[Data under study]

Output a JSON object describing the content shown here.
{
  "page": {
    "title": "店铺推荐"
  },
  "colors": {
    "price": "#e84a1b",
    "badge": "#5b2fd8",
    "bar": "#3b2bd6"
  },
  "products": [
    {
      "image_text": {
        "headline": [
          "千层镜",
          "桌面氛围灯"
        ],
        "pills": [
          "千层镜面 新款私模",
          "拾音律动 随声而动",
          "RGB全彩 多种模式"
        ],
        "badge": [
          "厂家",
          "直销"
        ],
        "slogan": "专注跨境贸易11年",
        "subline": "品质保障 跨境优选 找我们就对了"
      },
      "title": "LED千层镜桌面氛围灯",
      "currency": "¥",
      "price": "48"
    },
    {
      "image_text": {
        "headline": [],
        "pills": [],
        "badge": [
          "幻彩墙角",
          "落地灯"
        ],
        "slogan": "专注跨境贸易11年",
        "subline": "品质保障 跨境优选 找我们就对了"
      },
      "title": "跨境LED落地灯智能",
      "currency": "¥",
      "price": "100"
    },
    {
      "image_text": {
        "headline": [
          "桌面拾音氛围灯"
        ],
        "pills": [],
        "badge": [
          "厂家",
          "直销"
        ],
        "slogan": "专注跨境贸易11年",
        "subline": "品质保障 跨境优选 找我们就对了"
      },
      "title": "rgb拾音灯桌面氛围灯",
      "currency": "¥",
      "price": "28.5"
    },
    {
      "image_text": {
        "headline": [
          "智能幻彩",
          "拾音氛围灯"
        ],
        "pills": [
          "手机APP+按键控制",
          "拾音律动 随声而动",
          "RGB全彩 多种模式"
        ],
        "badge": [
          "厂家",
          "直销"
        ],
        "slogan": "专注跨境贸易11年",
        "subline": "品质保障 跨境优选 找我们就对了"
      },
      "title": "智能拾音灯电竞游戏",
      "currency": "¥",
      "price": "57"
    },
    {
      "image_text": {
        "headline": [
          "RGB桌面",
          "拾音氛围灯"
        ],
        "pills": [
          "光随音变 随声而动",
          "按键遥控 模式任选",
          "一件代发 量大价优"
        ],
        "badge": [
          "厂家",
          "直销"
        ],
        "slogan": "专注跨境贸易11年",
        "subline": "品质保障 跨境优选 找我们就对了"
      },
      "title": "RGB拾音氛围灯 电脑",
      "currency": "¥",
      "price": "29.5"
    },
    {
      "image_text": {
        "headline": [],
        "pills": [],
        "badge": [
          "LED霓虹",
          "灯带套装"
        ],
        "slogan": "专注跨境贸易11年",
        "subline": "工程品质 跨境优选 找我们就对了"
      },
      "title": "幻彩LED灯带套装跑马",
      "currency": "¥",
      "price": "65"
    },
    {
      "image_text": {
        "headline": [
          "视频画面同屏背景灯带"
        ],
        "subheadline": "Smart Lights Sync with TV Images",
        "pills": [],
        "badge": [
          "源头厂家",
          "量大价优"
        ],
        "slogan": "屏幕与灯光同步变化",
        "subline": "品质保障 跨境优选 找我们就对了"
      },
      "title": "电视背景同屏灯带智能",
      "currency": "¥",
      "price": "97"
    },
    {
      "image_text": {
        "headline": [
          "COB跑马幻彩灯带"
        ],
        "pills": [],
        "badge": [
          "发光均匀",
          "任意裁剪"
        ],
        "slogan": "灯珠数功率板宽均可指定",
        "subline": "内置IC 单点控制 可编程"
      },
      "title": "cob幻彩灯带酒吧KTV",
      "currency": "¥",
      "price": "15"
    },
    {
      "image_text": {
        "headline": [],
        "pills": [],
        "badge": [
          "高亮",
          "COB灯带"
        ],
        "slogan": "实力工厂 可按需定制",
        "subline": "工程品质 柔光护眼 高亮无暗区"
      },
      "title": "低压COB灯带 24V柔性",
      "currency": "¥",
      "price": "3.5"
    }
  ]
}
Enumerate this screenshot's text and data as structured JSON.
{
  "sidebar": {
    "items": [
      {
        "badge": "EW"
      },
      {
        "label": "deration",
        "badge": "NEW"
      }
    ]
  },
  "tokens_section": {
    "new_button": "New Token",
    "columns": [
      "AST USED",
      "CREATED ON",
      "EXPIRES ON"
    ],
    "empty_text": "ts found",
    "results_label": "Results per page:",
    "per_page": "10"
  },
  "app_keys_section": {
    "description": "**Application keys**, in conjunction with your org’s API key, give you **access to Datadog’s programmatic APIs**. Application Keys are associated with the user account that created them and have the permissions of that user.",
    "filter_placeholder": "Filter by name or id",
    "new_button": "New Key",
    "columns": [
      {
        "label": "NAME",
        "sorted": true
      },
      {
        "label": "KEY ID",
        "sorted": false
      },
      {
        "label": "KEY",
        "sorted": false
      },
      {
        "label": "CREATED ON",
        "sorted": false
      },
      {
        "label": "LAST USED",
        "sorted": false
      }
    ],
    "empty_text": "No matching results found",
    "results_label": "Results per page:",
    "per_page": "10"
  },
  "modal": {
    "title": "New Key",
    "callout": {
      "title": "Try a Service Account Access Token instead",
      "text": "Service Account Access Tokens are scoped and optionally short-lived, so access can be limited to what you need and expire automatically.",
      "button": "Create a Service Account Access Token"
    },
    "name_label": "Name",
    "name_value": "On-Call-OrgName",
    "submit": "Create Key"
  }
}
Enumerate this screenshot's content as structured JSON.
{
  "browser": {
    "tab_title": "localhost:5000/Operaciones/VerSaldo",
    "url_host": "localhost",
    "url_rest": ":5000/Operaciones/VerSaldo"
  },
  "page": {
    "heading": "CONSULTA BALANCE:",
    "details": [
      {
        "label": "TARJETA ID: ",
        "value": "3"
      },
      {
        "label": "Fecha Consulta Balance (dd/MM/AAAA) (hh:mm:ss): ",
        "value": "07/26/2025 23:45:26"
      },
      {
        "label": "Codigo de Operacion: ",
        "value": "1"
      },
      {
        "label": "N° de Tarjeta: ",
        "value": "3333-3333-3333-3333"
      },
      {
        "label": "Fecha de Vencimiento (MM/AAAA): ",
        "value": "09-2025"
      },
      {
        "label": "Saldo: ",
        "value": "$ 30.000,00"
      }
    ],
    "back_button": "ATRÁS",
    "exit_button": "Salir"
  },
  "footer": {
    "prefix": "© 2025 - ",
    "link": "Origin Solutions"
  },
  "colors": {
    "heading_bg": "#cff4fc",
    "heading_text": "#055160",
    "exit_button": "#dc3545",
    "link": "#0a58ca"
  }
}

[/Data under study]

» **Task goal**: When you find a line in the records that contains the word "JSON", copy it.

» **Your solution**:
Output a JSON object describing the content shown here.
Enumerate this screenshot's text and data as structured JSON.
Enumerate this screenshot's content as structured JSON.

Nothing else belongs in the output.